- _Brief_: Copy out the data in full and exactly, passing over the pictures.

------------------------------------------------------------

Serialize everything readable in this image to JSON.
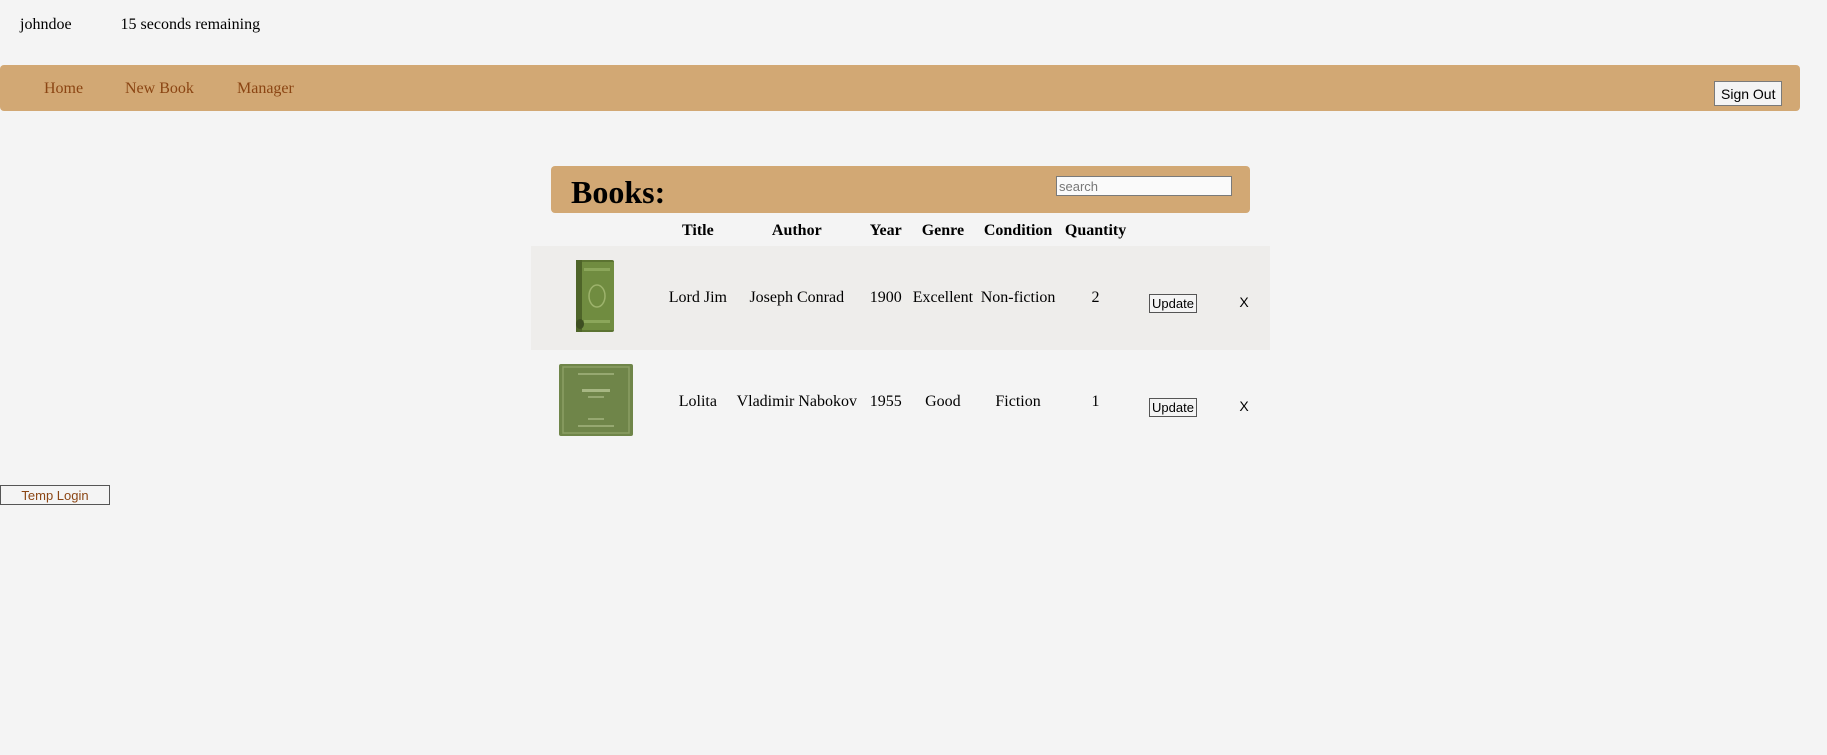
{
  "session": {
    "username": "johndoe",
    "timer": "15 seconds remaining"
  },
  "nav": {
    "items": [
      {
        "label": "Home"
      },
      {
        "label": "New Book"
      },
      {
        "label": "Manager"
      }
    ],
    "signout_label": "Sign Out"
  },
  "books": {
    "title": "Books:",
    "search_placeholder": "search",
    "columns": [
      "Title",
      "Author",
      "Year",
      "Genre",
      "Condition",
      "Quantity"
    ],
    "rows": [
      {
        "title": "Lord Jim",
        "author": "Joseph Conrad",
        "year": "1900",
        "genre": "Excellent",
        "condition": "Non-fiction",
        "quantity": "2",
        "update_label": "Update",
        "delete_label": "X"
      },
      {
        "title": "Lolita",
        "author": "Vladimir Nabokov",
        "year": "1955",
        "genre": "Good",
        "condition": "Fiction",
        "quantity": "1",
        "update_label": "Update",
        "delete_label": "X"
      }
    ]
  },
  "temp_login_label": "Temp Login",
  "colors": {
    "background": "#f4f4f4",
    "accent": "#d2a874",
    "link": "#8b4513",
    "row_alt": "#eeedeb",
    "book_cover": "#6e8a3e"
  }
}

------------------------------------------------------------

- _Answer to the problem_:
Serialize everything readable in this image to JSON.
{
  "session": {
    "username": "johndoe",
    "timer": "15 seconds remaining"
  },
  "nav": {
    "items": [
      {
        "label": "Home"
      },
      {
        "label": "New Book"
      },
      {
        "label": "Manager"
      }
    ],
    "signout_label": "Sign Out"
  },
  "books": {
    "title": "Books:",
    "search_placeholder": "search",
    "columns": [
      "Title",
      "Author",
      "Year",
      "Genre",
      "Condition",
      "Quantity"
    ],
    "rows": [
      {
        "title": "Lord Jim",
        "author": "Joseph Conrad",
        "year": "1900",
        "genre": "Excellent",
        "condition": "Non-fiction",
        "quantity": "2",
        "update_label": "Update",
        "delete_label": "X"
      },
      {
        "title": "Lolita",
        "author": "Vladimir Nabokov",
        "year": "1955",
        "genre": "Good",
        "condition": "Fiction",
        "quantity": "1",
        "update_label": "Update",
        "delete_label": "X"
      }
    ]
  },
  "temp_login_label": "Temp Login",
  "colors": {
    "background": "#f4f4f4",
    "accent": "#d2a874",
    "link": "#8b4513",
    "row_alt": "#eeedeb",
    "book_cover": "#6e8a3e"
  }
}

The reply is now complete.